Inspired by a member who returned to college this year after becoming paralyzed in an accident, a University of Kansas fraternity is raising money to help other KU students with disabilities.
The second TomSTRONG 5K Run/Walk/Roll — with the motto “Choose to thrive” — will kick off at 10 a.m. Sunday at Memorial Stadium. Registration and details are available online at tomstrong5k.org.
Members of the KU chapter of Beta Theta Pi planned the inaugural TomSTRONG 5K in April 2016. Through race proceeds and additional donations, the event raised $48,114 for KU Endowment to start the Tom Babb Student Accessibility Scholarship fund, according to KU Endowment.

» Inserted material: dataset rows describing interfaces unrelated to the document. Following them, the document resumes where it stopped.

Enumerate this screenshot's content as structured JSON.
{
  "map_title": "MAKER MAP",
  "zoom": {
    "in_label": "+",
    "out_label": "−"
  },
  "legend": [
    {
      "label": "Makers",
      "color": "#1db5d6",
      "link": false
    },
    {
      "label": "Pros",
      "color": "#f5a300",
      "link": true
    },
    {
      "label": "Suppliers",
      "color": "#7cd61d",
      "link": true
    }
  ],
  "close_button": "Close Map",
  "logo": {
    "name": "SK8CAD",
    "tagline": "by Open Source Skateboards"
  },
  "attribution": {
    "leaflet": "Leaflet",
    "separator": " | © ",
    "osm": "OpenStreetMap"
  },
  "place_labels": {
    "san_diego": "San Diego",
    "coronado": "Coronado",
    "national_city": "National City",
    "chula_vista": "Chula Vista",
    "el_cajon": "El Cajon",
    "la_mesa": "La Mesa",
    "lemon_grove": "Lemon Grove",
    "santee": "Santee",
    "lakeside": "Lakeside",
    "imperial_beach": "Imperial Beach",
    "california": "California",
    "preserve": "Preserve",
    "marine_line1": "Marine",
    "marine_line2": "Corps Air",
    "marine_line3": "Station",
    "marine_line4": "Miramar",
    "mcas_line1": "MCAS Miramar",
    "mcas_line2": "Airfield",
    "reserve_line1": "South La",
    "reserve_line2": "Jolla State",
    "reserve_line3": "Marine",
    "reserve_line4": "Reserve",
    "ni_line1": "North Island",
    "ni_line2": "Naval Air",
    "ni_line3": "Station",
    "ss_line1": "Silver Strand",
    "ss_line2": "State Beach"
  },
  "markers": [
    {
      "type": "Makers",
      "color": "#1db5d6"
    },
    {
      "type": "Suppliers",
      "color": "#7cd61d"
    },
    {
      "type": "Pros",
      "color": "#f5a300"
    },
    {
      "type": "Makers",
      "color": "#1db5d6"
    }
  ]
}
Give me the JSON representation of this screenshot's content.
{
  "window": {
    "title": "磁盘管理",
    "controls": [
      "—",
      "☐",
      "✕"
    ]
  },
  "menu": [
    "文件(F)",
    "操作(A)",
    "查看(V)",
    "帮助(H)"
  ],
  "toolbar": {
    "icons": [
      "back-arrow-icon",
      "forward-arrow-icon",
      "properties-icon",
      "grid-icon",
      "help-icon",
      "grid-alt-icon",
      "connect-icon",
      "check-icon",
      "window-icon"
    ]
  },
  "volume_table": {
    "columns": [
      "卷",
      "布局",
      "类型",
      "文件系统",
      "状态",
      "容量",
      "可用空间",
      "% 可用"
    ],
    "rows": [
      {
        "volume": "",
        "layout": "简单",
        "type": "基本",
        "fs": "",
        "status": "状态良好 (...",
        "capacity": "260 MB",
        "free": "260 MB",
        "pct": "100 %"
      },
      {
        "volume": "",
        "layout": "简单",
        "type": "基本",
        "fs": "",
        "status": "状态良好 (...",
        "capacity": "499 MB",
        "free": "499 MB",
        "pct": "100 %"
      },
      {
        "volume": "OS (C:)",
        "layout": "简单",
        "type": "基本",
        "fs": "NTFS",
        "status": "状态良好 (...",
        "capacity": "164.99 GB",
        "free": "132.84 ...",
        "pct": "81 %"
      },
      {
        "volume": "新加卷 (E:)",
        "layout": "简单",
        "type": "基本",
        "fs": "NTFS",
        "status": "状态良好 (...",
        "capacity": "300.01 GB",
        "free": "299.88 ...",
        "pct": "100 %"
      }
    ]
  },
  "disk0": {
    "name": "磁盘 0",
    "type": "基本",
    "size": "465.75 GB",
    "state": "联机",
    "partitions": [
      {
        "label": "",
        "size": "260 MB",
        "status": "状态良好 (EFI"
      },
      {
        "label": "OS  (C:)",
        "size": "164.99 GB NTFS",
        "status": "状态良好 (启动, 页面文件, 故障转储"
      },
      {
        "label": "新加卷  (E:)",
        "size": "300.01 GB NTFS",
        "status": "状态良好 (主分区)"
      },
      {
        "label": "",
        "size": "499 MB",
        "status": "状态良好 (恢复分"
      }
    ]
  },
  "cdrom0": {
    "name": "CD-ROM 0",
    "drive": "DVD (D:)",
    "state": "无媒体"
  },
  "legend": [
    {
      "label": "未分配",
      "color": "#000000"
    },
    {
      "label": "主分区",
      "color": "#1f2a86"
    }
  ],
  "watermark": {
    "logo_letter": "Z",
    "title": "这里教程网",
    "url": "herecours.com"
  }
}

“It’s helping students at KU with disabilities,” said race founder and chief marketing officer John Killen Jr., a Winona, Minn., senior and Beta fraternity member. “We give a scholarship now every year to one student who — as we put it — chooses to thrive.”
In December 2015, Beta pledge Tom Babb, of Evergreen, Colo., became paralyzed from the neck down in a diving accident while vacationing with his family in Hawaii. Babb spent weeks hospitalized in Hawaii before being flown home to Colorado, where he spent several more weeks hospitalized on a ventilator before beginning months of physical therapy.
Unable to return to KU for his second semester, Babb missed what would have been his fraternity initiation ceremony in early February.
But later that month, fraternity alumni chartered a bus and members drove overnight to surprise Babb in Colorado and initiate him there.
Last summer, fraternity alumni raised money to renovate part of Beta’s chapter house at 1425 Tennessee St. to enable Babb to move back in when he returned to KU in fall 2016.
April 17, 2016 — KU fraternity takes action to support paralyzed freshman member
The Tom Babb Student Accessibility Scholarship is reserved for a disabled KU student who requires help from a caregiver. The recipient is chosen through KU’s Academic Achievement and Access Center.
Babb himself is not using the scholarship, Killen said. When the scholarship was created, Babb and his family said they wanted it to go back to KU.
The first recipient, whose name is not being shared for privacy reasons, received an undisclosed amount of money this year, Killen said.
KU Endowment hopes to raise an additional $20,000 from this year's TomSTRONG 5K, according to Michelle Tevis, KU Endowment senior editor of media relations.
She said the family of a KU student has anonymously given $5,000 to the fund this year and hopes it will be matched.
Direct donations to the fund can be made online at kuendowment.org/give, specifying the fund name — Tom Babb Student Accessibility Scholarship — where prompted.